-- The problem --
Using the data that follows, give the number of lines in which the word "time" occurs. Write only the number.

(Records supplied)

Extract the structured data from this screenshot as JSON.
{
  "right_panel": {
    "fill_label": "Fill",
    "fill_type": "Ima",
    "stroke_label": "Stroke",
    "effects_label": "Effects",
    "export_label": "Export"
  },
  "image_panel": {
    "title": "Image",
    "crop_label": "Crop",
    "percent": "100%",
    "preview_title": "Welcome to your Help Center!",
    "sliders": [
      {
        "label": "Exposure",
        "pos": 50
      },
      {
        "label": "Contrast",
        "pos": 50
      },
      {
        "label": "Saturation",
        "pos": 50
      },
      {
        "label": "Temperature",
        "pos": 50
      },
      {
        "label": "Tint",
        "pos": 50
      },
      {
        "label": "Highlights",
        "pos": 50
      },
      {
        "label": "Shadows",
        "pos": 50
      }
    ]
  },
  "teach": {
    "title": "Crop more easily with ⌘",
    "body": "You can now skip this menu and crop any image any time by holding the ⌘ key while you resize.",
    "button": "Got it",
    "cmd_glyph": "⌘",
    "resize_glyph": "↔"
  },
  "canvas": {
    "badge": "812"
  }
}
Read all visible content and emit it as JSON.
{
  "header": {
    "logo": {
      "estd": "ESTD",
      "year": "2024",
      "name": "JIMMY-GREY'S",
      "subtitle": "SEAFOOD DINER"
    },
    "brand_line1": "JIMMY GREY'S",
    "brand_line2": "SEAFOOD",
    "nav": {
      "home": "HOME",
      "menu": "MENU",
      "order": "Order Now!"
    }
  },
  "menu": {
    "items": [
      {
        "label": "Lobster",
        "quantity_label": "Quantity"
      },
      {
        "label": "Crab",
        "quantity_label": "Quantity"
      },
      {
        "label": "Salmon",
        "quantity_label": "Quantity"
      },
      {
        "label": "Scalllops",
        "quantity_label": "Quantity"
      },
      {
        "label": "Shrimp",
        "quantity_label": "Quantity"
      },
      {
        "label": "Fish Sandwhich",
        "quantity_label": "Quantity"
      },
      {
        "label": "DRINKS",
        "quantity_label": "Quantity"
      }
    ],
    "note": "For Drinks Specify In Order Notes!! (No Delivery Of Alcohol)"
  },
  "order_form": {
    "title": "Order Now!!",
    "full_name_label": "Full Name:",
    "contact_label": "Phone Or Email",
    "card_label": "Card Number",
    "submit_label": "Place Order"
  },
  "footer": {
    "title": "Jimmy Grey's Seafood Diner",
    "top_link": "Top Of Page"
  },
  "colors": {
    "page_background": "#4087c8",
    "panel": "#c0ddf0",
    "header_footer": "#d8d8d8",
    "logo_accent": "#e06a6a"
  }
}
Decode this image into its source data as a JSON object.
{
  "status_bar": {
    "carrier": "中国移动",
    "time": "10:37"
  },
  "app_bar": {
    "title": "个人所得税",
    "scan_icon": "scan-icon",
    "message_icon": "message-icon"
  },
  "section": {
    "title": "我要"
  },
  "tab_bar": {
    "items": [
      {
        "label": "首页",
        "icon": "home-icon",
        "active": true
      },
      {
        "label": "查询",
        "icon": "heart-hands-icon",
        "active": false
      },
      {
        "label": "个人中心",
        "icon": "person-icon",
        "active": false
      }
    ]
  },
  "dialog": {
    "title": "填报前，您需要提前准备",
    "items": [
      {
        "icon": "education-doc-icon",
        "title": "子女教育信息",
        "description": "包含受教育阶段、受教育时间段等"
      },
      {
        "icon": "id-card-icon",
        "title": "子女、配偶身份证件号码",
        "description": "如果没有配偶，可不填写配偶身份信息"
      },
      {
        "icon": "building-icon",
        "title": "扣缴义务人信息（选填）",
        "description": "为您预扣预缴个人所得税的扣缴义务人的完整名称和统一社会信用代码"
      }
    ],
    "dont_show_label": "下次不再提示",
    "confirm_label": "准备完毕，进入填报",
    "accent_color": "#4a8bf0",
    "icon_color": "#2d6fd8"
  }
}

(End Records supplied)

-- Your response --
2